scheherazade
11-16-2008, 09:31 AM
In retrospect now... on the other side of a dark mood tunnel, I think I'm realizing that focusing an emotion can help. When I'm depressed, I tend to feel deflated, and that prevents me from writing. I can't even read when I feel this way, or even pay attention to a movie - all I feel capable of doing is lying around in the dark listening to music.

But yet it takes very little for me to channel that melancholy into angst - typically self-angst but often redirected to my friends and family, people around me, circumstances, whatever. But I can also use angst to become productive - I've written some interesting, acerbic poetry and prose when angsty. Angst can get me to the gym and get me through a spinning class or other physical activity that churns out the endorphins.

So I think - for me at least - it might be a matter of learning to channel that emotion, reinterpret it in some way that fuels the art or whatever. Angst isn't necessarily the best answer, but if I can transmute deflation into angry inspiration, then I'll go with it. Or if I need to take that time just to lie on my bed and listen to music, I'll take it as an opportunity to recharge and take a break from writing for a little while.

GeorgieB
11-16-2008, 05:20 PM
Some people use writing as an outlet to deal with the problems of life. Other people let a depressed mood keep them from writing. How does your mood affect what you write about and how productive you are?

How does your mood affect your writing? Do you do anything to prevent a bad mood from trashing your novel, or to harness a great mood into helping you churn out pages?

I belong to a writing group where 12 or so attend the regular meeting. We're allowed to read 2 1/2 pages max, and most times what's read are personal confessions where you can tell the author is struggling with some personal demon. I've heard diatribes against mother, father, siblings--confessions of throwing children out the door and others. All these written and read at the meetings.

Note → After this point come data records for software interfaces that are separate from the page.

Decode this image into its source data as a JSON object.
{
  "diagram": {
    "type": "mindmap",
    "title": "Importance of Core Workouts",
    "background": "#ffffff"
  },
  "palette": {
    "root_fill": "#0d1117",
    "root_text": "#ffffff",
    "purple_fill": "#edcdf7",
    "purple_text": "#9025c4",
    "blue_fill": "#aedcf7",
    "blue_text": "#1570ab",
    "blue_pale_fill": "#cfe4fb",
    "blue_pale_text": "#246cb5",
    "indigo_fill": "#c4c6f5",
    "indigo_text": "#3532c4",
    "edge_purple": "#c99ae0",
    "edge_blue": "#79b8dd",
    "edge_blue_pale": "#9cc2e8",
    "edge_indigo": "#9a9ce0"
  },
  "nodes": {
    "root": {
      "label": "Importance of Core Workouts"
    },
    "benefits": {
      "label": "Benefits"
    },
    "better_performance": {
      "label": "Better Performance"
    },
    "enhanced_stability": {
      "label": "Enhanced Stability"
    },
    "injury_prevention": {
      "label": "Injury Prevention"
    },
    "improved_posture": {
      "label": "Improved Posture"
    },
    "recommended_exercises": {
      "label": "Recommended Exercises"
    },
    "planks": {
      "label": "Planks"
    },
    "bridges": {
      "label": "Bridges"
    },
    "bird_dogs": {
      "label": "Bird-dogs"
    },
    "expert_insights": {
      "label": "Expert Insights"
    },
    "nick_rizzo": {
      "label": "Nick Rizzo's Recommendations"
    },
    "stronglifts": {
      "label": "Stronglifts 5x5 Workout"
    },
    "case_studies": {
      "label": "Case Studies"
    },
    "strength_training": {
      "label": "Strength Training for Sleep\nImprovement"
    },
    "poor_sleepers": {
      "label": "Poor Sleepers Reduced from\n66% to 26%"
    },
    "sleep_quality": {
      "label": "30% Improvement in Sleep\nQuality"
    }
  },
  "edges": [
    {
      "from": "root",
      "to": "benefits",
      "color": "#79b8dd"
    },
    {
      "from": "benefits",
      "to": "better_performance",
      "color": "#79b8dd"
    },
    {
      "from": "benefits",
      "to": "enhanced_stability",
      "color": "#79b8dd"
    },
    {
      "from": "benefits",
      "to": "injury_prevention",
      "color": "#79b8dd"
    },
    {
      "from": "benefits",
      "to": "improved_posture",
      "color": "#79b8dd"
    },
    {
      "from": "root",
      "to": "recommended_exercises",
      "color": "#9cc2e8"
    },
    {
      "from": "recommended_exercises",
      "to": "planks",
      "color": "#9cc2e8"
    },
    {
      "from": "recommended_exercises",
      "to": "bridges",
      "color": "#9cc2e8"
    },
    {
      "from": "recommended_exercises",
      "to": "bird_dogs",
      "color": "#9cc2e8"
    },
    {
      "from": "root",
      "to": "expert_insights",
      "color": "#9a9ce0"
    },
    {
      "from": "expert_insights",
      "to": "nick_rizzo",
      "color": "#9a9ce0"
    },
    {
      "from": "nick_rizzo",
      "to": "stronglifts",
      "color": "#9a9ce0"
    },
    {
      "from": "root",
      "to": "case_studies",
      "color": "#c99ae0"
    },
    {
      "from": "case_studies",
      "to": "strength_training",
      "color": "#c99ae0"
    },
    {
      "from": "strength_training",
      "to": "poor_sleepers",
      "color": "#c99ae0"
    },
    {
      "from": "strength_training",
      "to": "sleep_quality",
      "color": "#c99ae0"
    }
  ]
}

There are two others (besides myself) that write and read our fiction. I don't know if we've unconsciously decided to provide the uplift in spirits needed to counteract the downers from the others, but we usually provide some relief. What I read can be described as my attempts at O'Henry stories.

I can't write when I'm in a bad or sad mood, as infrequently as that happens. I think I'm the world's most optimistic person, and can usually see or feel the good in even the worst possible situation.

steveg144
11-16-2008, 07:42 PM
I was laid off about a year ago, and was out of work for six weeks. I was surprised to discover that I was blocked solid the entire time I was unemployed. Within two weeks of going back to work, I was back to my old self again. I honestly didn't expect that, I just assumed I'd look at it as a great opportunity to go on a writing blitz while I looked for work. Didn't happen that way. :Shrug: